**Page and application data records:**
________________________

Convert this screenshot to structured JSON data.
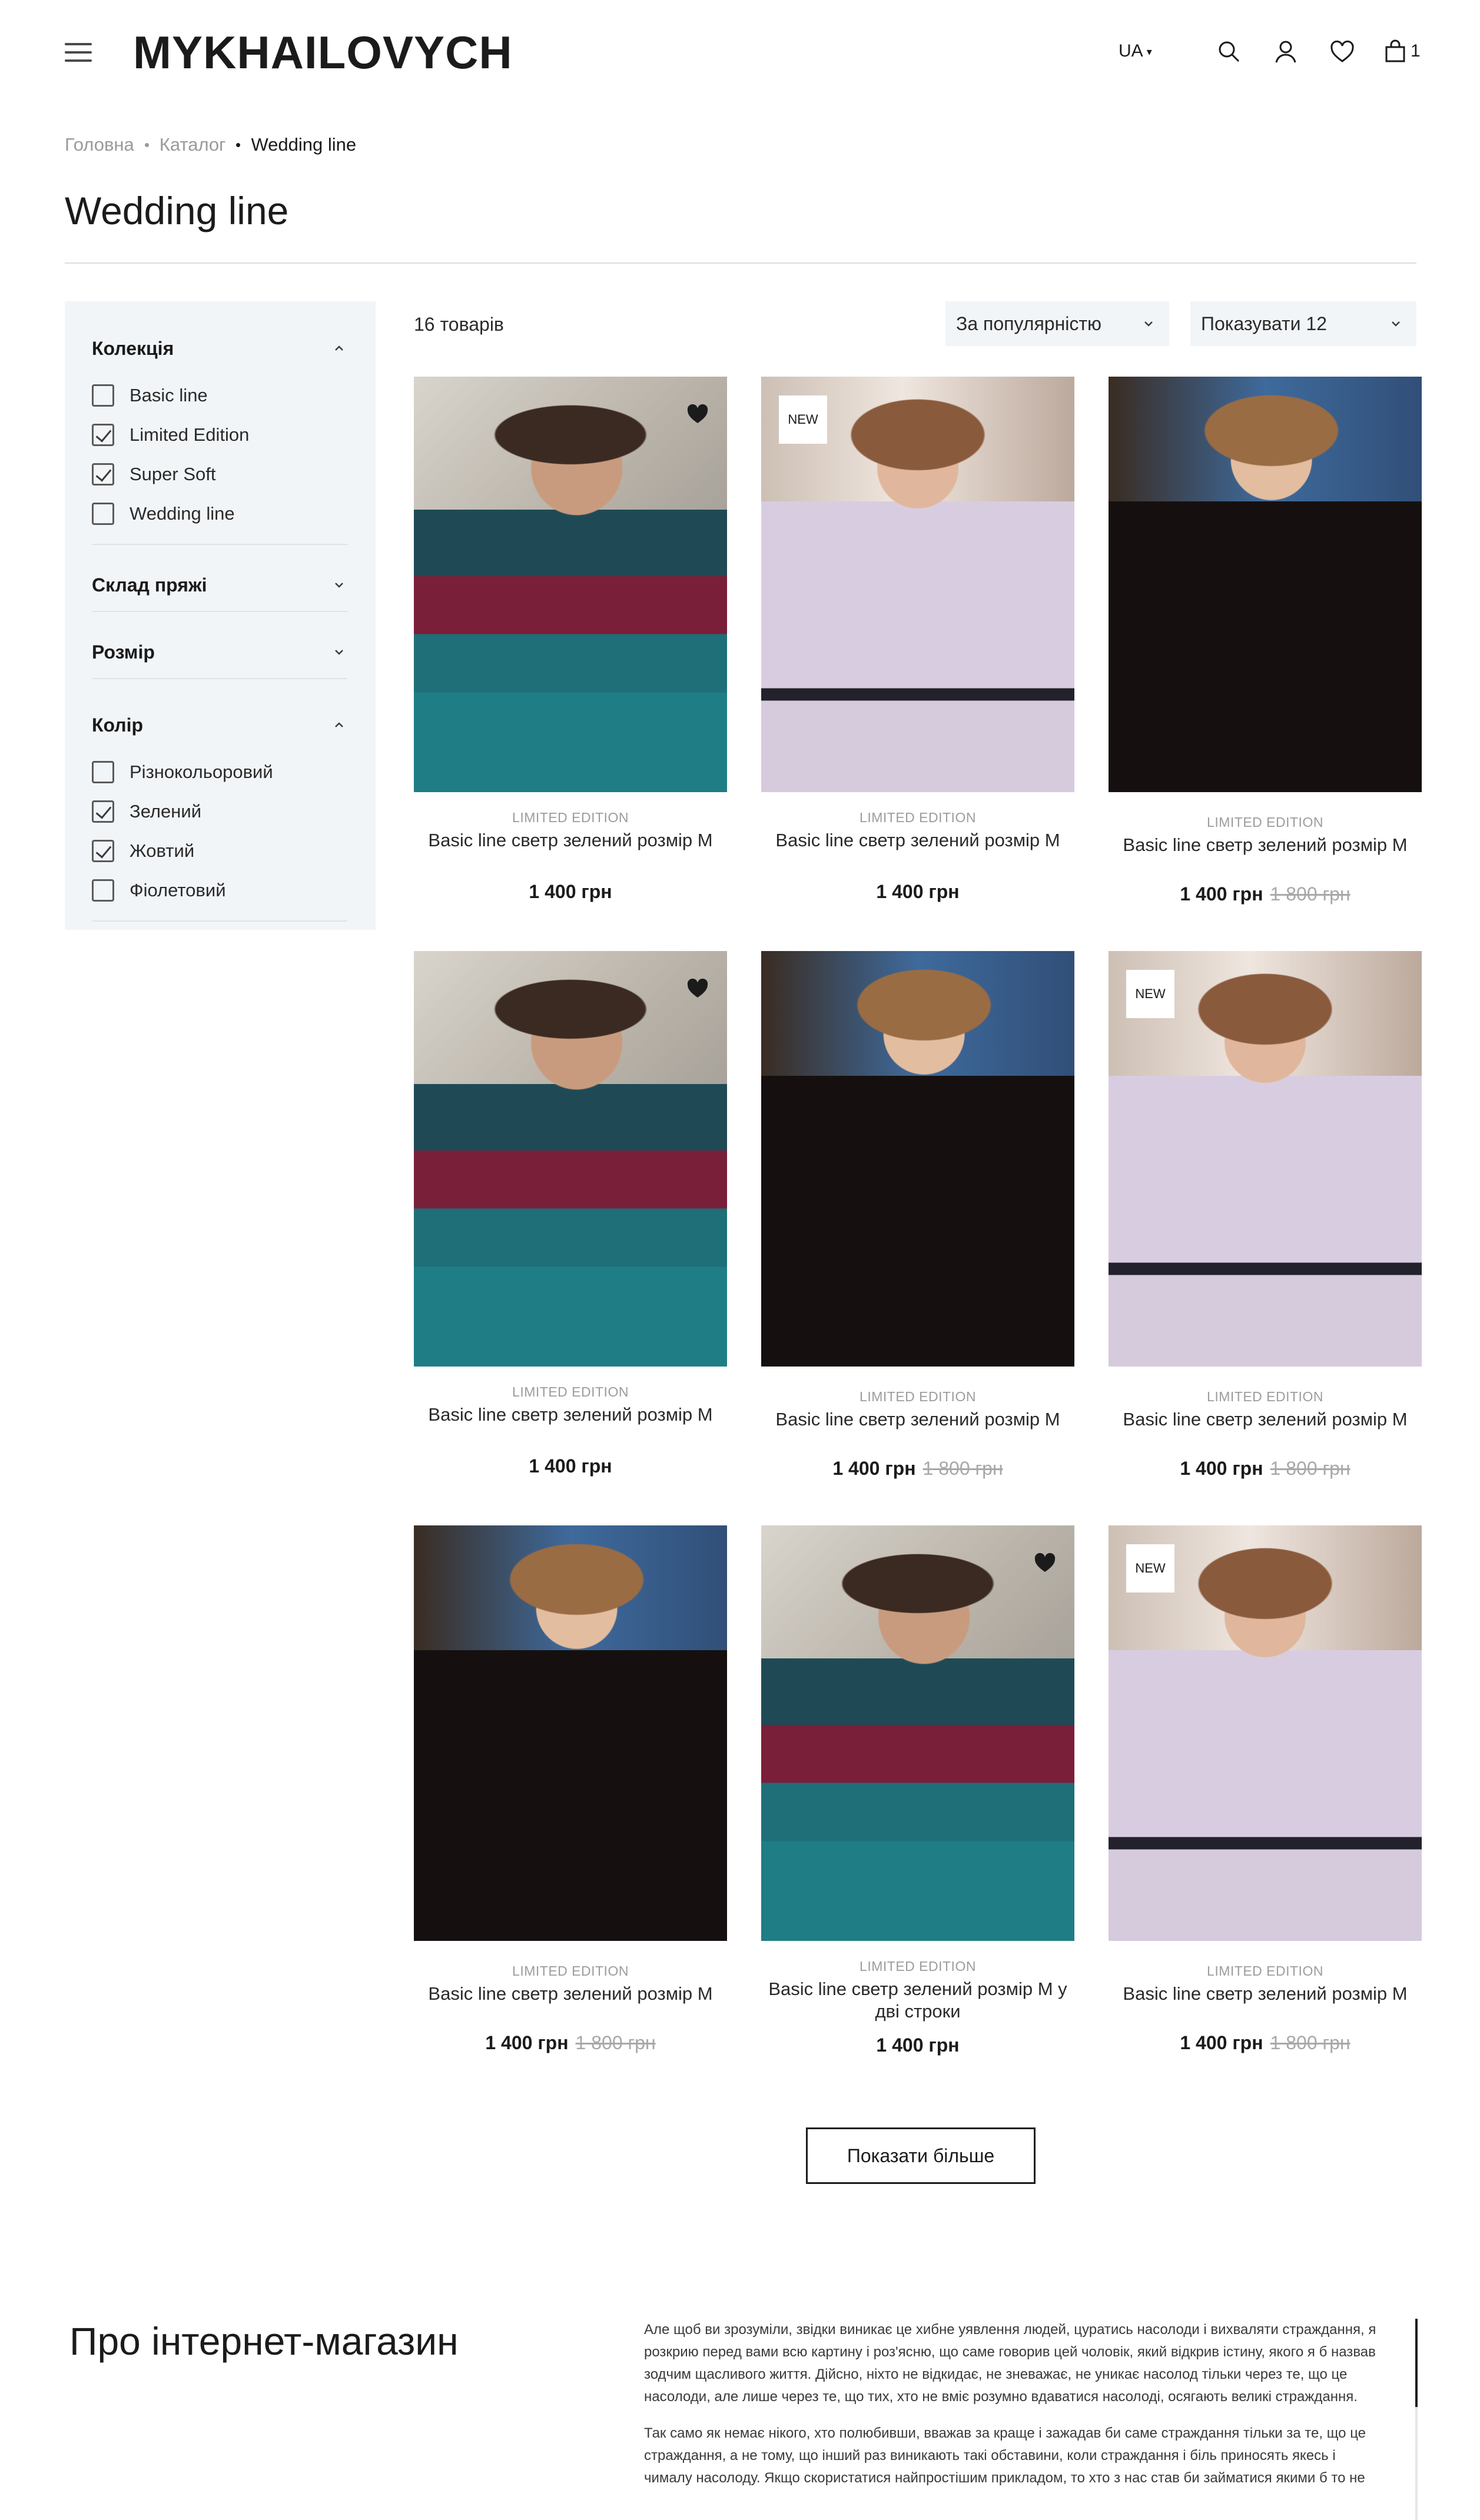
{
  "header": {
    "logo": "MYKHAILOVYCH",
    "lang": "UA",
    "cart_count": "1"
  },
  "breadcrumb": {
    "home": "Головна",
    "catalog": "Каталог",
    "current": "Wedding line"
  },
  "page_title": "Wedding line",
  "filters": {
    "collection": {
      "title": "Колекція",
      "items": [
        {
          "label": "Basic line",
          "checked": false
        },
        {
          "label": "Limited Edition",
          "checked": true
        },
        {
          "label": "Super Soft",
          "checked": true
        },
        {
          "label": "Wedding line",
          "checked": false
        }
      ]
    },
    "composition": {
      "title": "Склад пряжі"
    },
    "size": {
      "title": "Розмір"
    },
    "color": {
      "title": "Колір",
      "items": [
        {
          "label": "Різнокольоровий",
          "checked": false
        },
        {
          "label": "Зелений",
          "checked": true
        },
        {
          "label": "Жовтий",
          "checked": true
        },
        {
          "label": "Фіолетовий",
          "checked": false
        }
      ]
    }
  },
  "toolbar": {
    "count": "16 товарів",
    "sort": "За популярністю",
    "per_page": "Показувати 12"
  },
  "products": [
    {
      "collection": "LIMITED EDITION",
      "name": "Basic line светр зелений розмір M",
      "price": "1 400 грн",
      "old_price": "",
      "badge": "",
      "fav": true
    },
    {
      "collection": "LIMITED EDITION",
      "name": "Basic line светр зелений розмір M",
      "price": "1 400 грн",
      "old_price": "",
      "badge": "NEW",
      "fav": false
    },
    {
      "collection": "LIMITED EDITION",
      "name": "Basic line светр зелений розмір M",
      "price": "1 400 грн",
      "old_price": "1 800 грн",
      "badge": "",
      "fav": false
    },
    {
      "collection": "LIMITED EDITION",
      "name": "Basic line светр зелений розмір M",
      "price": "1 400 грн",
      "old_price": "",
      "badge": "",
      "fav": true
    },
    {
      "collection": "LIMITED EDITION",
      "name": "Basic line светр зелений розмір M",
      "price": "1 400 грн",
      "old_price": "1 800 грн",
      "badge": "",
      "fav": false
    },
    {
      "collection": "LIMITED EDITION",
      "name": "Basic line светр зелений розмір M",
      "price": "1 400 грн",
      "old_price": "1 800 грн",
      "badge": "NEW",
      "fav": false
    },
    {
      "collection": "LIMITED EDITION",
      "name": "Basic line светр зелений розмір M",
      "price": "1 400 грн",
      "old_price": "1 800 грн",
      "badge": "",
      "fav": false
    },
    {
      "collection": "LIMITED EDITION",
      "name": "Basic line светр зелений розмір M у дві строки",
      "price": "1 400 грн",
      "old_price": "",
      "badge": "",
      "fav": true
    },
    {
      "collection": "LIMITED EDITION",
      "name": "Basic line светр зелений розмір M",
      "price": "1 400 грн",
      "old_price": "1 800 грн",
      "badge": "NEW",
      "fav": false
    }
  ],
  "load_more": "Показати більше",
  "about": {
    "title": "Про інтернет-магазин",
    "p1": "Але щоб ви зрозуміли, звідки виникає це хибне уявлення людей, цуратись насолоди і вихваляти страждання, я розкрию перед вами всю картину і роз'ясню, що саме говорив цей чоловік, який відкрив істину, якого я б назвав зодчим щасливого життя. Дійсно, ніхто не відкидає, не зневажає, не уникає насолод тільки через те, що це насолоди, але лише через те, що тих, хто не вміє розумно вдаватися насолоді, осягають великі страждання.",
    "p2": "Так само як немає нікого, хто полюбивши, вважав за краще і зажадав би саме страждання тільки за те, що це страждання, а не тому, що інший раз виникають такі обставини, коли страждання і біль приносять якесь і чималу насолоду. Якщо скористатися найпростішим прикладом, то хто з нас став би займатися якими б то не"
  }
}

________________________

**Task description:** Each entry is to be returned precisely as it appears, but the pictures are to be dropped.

**Answer area:**
Convert this screenshot to structured JSON data.
{
  "header": {
    "logo": "MYKHAILOVYCH",
    "lang": "UA",
    "cart_count": "1"
  },
  "breadcrumb": {
    "home": "Головна",
    "catalog": "Каталог",
    "current": "Wedding line"
  },
  "page_title": "Wedding line",
  "filters": {
    "collection": {
      "title": "Колекція",
      "items": [
        {
          "label": "Basic line",
          "checked": false
        },
        {
          "label": "Limited Edition",
          "checked": true
        },
        {
          "label": "Super Soft",
          "checked": true
        },
        {
          "label": "Wedding line",
          "checked": false
        }
      ]
    },
    "composition": {
      "title": "Склад пряжі"
    },
    "size": {
      "title": "Розмір"
    },
    "color": {
      "title": "Колір",
      "items": [
        {
          "label": "Різнокольоровий",
          "checked": false
        },
        {
          "label": "Зелений",
          "checked": true
        },
        {
          "label": "Жовтий",
          "checked": true
        },
        {
          "label": "Фіолетовий",
          "checked": false
        }
      ]
    }
  },
  "toolbar": {
    "count": "16 товарів",
    "sort": "За популярністю",
    "per_page": "Показувати 12"
  },
  "products": [
    {
      "collection": "LIMITED EDITION",
      "name": "Basic line светр зелений розмір M",
      "price": "1 400 грн",
      "old_price": "",
      "badge": "",
      "fav": true
    },
    {
      "collection": "LIMITED EDITION",
      "name": "Basic line светр зелений розмір M",
      "price": "1 400 грн",
      "old_price": "",
      "badge": "NEW",
      "fav": false
    },
    {
      "collection": "LIMITED EDITION",
      "name": "Basic line светр зелений розмір M",
      "price": "1 400 грн",
      "old_price": "1 800 грн",
      "badge": "",
      "fav": false
    },
    {
      "collection": "LIMITED EDITION",
      "name": "Basic line светр зелений розмір M",
      "price": "1 400 грн",
      "old_price": "",
      "badge": "",
      "fav": true
    },
    {
      "collection": "LIMITED EDITION",
      "name": "Basic line светр зелений розмір M",
      "price": "1 400 грн",
      "old_price": "1 800 грн",
      "badge": "",
      "fav": false
    },
    {
      "collection": "LIMITED EDITION",
      "name": "Basic line светр зелений розмір M",
      "price": "1 400 грн",
      "old_price": "1 800 грн",
      "badge": "NEW",
      "fav": false
    },
    {
      "collection": "LIMITED EDITION",
      "name": "Basic line светр зелений розмір M",
      "price": "1 400 грн",
      "old_price": "1 800 грн",
      "badge": "",
      "fav": false
    },
    {
      "collection": "LIMITED EDITION",
      "name": "Basic line светр зелений розмір M у дві строки",
      "price": "1 400 грн",
      "old_price": "",
      "badge": "",
      "fav": true
    },
    {
      "collection": "LIMITED EDITION",
      "name": "Basic line светр зелений розмір M",
      "price": "1 400 грн",
      "old_price": "1 800 грн",
      "badge": "NEW",
      "fav": false
    }
  ],
  "load_more": "Показати більше",
  "about": {
    "title": "Про інтернет-магазин",
    "p1": "Але щоб ви зрозуміли, звідки виникає це хибне уявлення людей, цуратись насолоди і вихваляти страждання, я розкрию перед вами всю картину і роз'ясню, що саме говорив цей чоловік, який відкрив істину, якого я б назвав зодчим щасливого життя. Дійсно, ніхто не відкидає, не зневажає, не уникає насолод тільки через те, що це насолоди, але лише через те, що тих, хто не вміє розумно вдаватися насолоді, осягають великі страждання.",
    "p2": "Так само як немає нікого, хто полюбивши, вважав за краще і зажадав би саме страждання тільки за те, що це страждання, а не тому, що інший раз виникають такі обставини, коли страждання і біль приносять якесь і чималу насолоду. Якщо скористатися найпростішим прикладом, то хто з нас став би займатися якими б то не"
  }
}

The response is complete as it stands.